Furthermore, the Kodak EasyShare One/6MP's performance in our lab tests was even worse than that of the original. After taking almost 8 seconds to wake up--the same as its predecessor--the camera's shutter lag on our high-contrast target was about 0.2 second higher at 0.6 second. In our low-contrast test, which uses a slightly dimmer target than we used for testing the previous model, the camera couldn't lock focus; the culprit seems to be a combination of low sensitivity (maximum ISO 400) and the lack of a focus-assist light. As a result, it failed our low-contrast shutter-lag performance test.

The rest of the times turned in by the camera were just average. Under typical shooting conditions, shot-to-shot time ran 1.9 seconds, up from the 4-megapixel version's 1.2 seconds. It took 2.6 seconds between flash shots, slower than the other model's 1.9 seconds. The camera's burst mode speed is better, shooting at a respectable 3.3fps. Though it's limited to just 3 frames, the EasyShare One/6MP's ability to burst indefinitely and save only the last 3 shots makes it useful. The low-light/low-contrast focusing issues combined with the endless start-up time drags down our performance rating.

The EasyShare One/6MP improves over its predecessor by including Kodak's Perfect Touch Technology, automatic photo-adjustment algorithms derived from the company's photo kiosk software. As such, photos have extremely even exposures, just shy of overexposed, with little visible color noise. Colors tend to look a little washed out but acceptable, and white balance is pretty decent. Unfortunately, the trade-off is that photos look best from a distance and not cropped too closely or printed larger than 5x7. At that point, the smeary background and lost detail as well as a few compression artifacts all become visible.

Furthermore, severe chromatic aberration--the colored fringing that appears on dark objects against bright backgrounds--pervades the photos, and oversharpening on edges tends to exacerbate its visibility. Purple-and-pink halos appeared on almost every contrasting edge in our test photos. Portraits taken on the EasyShare One/6MP will be colorful and clear, but the fringing and smearing will make the subject appear ethereal.

Features such as touch screens and Wi-Fi sound useful on paper, but, when poorly implemented, will detract rather than enhance your shooting experience. If you really want a Wi-Fi camera, consider the Canon PowerShot SD430 or the Nikon Coolpix S6. They don't have the bells, whistles, or Internet access of the Kodak EasyShare One/6MP, but at least they take solid photographs.
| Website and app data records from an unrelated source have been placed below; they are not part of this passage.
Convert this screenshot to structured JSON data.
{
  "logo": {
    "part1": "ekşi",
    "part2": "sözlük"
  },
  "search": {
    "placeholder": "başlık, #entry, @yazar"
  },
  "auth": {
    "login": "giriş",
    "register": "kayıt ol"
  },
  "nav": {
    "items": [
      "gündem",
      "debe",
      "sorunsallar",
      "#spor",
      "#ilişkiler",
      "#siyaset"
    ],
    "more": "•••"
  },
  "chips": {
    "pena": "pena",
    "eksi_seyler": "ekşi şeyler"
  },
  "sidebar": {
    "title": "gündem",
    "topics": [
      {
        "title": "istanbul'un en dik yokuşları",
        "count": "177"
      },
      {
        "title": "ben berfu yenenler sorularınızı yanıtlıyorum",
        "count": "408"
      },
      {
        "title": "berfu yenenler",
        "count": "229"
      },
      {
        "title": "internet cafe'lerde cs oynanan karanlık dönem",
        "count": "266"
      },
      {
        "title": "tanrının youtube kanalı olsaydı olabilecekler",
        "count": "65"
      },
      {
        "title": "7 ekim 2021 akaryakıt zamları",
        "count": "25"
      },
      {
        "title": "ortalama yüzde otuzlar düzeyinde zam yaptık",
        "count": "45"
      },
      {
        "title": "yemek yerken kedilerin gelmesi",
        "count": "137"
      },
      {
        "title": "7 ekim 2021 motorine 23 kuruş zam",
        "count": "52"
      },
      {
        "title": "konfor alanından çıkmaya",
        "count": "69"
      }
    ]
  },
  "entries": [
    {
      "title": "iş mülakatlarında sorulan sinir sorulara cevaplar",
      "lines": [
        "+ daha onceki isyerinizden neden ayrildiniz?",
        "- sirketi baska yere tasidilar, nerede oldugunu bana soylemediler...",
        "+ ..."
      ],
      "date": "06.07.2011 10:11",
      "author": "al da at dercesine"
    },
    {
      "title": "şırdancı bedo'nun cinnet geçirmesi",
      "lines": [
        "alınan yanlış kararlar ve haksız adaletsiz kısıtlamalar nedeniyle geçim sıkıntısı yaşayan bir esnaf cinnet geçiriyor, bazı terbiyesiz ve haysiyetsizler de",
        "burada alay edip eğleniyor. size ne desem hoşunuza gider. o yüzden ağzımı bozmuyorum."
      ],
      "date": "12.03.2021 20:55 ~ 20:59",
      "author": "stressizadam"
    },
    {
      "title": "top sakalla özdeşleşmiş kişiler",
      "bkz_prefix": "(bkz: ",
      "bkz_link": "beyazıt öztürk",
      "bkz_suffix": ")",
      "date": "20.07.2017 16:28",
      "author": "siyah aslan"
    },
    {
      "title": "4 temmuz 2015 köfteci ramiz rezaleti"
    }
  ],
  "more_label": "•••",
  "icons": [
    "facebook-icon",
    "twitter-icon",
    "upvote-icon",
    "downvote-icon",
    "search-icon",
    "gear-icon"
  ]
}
Shooting speed
(Shorter bars indicate better performance)
Typical shot-to-shot time  
Time to first shot  
Shutter lag (typical)  
Canon PowerShot SD630
Fujifilm FinePix V10
Kodak EasyShare One/6MP
Pentax Optio W10
Nikon Coolpix P3
Panasonic Lumix DMC-LZ3
Note: Seconds

Typical continuous-shooting speed
(Longer bars indicate better performance)
Note: Frames per second

Kodak EasyShare One/6MP

Score Breakdown

Design 4Features 6Performance 5Image quality 5